NASA to suspend almost all ties with Russia, according to leaked internal memo
According to a leaked Internal Memo from NASA published by NASA Watch on its website, the US space agency plans to suspend relations with Russia, with the exception of operations related to the International Space Station.
Vasily Maximov/AP Photo
"Given Russia's ongoing violation of Ukraine's sovereignty and territorial integrity, until further notice, the U.S. Government has determined that all NASA contacts with Russian Government representatives are suspended, unless the activity has been specifically excepted," Michael F O'Brien, Associate Administrator for International and Interagency Relations wrote in the memo.
The suspension prohibits NASA officials from traveling to Russia. It also means that representatives from the Russian government are not welcome in NASA facilities. Bilateral meetings, email exchanges, and teleconferences are also banned, according to the memo.

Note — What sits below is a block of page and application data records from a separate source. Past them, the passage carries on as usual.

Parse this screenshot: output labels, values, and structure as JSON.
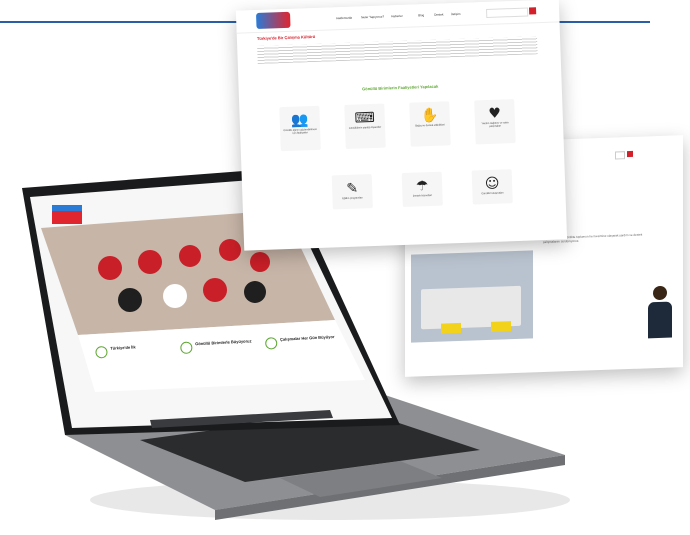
{
  "page": {
    "accent_color": "#2a5fa8",
    "brand_red": "#d4202b",
    "brand_green": "#5fa833"
  },
  "right_panel": {
    "nav": [
      "Hakkımızda",
      "Neler Yapıyoruz?",
      "Haberler",
      "Blog",
      "Destek",
      "İletişim"
    ],
    "headline": "Türkiye'de Bir Çalışma Kültürü",
    "section_title": "Gönüllü Birimlerin Faaliyetleri Yapılacak",
    "cards": [
      {
        "icon": "people-meeting-icon",
        "caption": "Gönüllü ağının güçlendirilmesi için faaliyetler"
      },
      {
        "icon": "desk-work-icon",
        "caption": "Gönüllülerin yaptığı ziyaretler"
      },
      {
        "icon": "handshake-icon",
        "caption": "Bağış ve destek etkinlikleri"
      },
      {
        "icon": "helping-icon",
        "caption": "Yardım dağıtımı ve saha çalışmaları"
      },
      {
        "icon": "education-icon",
        "caption": "Eğitim programları"
      },
      {
        "icon": "support-icon",
        "caption": "Destek hizmetleri"
      },
      {
        "icon": "volunteer-icon",
        "caption": "Gönüllü buluşmaları"
      }
    ]
  },
  "middle_panel": {
    "heading": "İş Modelimiz",
    "paragraph": "Gönüllülerimiz ile birlikte toplumun her kesimine ulaşarak yardım ve destek çalışmalarını sürdürüyoruz."
  },
  "laptop_screen": {
    "nav": [
      "Ana Sayfa",
      "Hakkımızda",
      "Neler Yapıyoruz",
      "Haberler",
      "Blog",
      "İletişim"
    ],
    "features": [
      {
        "icon": "map-icon",
        "title": "Türkiye'de İlk",
        "text": "Gönüllü Birimleri ile Türkiye'nin dört bir yanındayız."
      },
      {
        "icon": "team-icon",
        "title": "Gönüllü Birimlerle Büyüyoruz",
        "text": "Her gün daha fazla gönüllü."
      },
      {
        "icon": "growth-icon",
        "title": "Çalışmalar Her Gün Büyüyor",
        "text": "Aktif projeler."
      }
    ]
  }
}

"[O]nly operational International Space Station activities have been excepted," the memo notes. Currently, the only way for astronauts to travel to and from the space station is via a Russian Soyuz spacecraft. Currently aboard the ISS are six astronauts – two American, three Russian, and one Japanese.
According to the memo, NASA has not banned multilateral meetings held outside of Russia that includes Russian participants.
NASA is expected to issue a statement later on Wednesday, NBC News reported.
This memo reverses earlier NASA assurances that cooperation between the country's space agencies would not be affected by the Ukraine crisis.
"We do not expect the current Russia-Ukraine situation to have any impact on our civil space cooperation with Russia, including our partnership on the International Space Station program," said Allard Beutel, a NASA spokesman told CNN on March 5.
A few weeks earlier, NASA Administrator Charles Bolden and Republican Congressman Mo Brooks had a heated discussion on NASA's 2015 budget and the country's dependence on Russian spacecraft to send its astronauts to the International Space Station.
"Echoing sentiments made by several members of Congress at the hearing, the NASA chief added, 'I do not want to be reliant on the Russians to get my crews to the International Space Station,' " reported MSNBC.
Under a new deal, NASA has to pay $70.7 million dollars for one seat aboard Russia's Soyuz space capsules.